*Exercise*
Report how many lines in the data below hold the string "split". Nothing else should appear in the answer.

*** Material shown Section Begins ***

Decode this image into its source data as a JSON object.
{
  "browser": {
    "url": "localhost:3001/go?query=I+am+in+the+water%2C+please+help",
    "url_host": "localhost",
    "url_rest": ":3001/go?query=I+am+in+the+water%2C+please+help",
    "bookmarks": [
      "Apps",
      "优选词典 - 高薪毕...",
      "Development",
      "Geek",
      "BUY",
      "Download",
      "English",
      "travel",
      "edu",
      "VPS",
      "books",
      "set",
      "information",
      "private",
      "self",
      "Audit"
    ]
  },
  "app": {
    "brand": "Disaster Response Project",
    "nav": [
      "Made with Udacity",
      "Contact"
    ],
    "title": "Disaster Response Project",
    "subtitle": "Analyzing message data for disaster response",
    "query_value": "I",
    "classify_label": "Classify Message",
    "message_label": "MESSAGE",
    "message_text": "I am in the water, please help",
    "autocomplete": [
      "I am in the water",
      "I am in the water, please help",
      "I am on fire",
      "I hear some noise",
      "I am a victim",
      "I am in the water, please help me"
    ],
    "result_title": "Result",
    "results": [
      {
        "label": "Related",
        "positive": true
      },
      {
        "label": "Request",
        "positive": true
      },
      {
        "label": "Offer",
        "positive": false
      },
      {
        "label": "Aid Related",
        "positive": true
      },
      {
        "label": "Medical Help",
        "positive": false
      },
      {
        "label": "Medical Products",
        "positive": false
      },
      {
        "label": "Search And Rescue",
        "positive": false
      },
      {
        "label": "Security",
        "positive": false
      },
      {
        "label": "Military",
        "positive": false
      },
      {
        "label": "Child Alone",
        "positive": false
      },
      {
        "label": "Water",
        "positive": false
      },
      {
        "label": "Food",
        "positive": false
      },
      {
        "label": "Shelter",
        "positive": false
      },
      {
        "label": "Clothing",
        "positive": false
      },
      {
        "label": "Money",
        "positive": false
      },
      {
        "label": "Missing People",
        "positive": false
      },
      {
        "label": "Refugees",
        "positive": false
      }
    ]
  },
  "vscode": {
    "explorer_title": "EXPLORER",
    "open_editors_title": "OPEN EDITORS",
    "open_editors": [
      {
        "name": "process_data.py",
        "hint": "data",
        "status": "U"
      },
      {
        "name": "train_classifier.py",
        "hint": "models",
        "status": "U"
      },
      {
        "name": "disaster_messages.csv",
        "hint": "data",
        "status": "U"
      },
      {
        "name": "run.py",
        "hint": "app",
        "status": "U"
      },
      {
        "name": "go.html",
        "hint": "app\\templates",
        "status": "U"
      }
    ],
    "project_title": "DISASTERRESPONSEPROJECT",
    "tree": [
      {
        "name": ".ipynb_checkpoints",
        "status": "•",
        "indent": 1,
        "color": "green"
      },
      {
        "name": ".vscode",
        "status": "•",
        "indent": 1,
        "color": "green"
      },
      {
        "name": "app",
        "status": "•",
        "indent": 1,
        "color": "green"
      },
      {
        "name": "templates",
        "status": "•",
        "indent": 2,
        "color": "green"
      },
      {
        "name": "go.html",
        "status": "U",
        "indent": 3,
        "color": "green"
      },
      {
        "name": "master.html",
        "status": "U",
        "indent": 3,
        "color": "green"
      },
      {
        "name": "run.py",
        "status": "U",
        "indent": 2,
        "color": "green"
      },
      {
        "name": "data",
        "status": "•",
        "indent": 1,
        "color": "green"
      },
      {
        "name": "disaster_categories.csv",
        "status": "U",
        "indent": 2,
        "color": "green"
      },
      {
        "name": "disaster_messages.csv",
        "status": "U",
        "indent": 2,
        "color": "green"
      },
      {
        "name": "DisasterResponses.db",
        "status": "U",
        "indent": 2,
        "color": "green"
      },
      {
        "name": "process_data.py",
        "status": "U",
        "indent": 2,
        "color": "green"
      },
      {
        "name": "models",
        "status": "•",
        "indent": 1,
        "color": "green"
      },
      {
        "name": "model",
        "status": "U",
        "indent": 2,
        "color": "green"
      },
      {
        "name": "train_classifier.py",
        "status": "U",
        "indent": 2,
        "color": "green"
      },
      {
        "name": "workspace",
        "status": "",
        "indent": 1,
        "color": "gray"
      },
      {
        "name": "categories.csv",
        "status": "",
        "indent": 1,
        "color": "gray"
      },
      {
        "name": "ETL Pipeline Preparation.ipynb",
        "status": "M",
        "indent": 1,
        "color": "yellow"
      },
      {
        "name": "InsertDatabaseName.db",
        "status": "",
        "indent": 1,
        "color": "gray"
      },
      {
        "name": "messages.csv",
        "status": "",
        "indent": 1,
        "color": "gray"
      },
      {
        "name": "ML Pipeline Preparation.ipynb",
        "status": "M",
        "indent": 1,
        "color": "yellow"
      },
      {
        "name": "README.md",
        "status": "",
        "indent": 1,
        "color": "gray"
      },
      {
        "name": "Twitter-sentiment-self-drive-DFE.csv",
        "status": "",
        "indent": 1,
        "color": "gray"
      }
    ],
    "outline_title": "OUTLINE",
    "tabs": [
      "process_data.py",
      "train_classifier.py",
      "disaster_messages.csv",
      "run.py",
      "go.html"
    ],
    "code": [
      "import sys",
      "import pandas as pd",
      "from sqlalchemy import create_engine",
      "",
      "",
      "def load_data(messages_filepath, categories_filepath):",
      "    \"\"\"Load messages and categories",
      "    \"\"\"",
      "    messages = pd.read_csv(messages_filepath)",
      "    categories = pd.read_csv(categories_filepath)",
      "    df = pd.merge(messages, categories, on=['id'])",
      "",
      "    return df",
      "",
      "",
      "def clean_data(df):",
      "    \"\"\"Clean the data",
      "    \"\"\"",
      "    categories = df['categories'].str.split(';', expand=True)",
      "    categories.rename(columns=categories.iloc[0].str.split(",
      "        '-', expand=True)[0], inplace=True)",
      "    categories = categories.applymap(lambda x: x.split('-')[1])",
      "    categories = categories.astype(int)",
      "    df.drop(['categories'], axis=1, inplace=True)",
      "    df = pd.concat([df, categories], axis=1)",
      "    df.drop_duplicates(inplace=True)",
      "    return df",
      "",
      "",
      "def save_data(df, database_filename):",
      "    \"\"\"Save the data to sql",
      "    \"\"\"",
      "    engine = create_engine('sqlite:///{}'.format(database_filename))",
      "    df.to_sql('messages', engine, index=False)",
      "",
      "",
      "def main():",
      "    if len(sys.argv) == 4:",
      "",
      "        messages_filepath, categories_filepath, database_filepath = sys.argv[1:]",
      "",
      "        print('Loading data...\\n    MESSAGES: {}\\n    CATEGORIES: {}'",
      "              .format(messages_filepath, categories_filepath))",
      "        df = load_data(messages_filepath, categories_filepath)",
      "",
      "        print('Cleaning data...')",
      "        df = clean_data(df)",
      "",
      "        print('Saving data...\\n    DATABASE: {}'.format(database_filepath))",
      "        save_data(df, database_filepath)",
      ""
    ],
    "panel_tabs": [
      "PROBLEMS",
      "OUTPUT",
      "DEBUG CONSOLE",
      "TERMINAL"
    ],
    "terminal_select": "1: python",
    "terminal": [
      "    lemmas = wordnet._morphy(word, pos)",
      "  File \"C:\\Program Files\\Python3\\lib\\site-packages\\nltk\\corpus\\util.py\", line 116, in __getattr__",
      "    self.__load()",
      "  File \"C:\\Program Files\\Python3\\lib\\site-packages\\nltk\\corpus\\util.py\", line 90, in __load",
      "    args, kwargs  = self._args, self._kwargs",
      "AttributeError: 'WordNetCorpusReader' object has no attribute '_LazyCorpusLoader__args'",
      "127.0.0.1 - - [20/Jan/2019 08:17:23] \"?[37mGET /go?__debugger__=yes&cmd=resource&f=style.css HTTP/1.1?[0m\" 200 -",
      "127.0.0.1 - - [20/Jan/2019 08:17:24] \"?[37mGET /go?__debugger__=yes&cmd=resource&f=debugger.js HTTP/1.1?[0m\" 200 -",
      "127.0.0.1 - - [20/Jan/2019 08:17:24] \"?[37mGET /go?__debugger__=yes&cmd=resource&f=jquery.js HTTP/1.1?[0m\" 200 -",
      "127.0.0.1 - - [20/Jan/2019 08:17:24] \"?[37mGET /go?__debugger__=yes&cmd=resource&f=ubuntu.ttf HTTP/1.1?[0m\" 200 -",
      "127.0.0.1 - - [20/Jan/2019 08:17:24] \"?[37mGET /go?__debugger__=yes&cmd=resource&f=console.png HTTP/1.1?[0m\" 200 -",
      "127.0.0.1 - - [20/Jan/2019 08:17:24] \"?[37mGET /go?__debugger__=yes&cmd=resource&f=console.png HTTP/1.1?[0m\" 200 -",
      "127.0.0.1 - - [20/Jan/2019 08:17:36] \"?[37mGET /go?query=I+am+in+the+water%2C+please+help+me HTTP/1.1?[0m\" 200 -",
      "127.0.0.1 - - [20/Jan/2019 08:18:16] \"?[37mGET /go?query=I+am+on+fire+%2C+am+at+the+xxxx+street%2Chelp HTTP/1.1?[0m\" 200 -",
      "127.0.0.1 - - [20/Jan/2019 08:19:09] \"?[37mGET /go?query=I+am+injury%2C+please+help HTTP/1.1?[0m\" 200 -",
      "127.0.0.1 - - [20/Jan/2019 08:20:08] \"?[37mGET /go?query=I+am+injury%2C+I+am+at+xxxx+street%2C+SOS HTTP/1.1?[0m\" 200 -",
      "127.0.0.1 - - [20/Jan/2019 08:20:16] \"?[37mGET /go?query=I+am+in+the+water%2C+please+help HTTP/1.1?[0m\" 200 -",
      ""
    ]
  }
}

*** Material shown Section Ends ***

*Solved problem*
3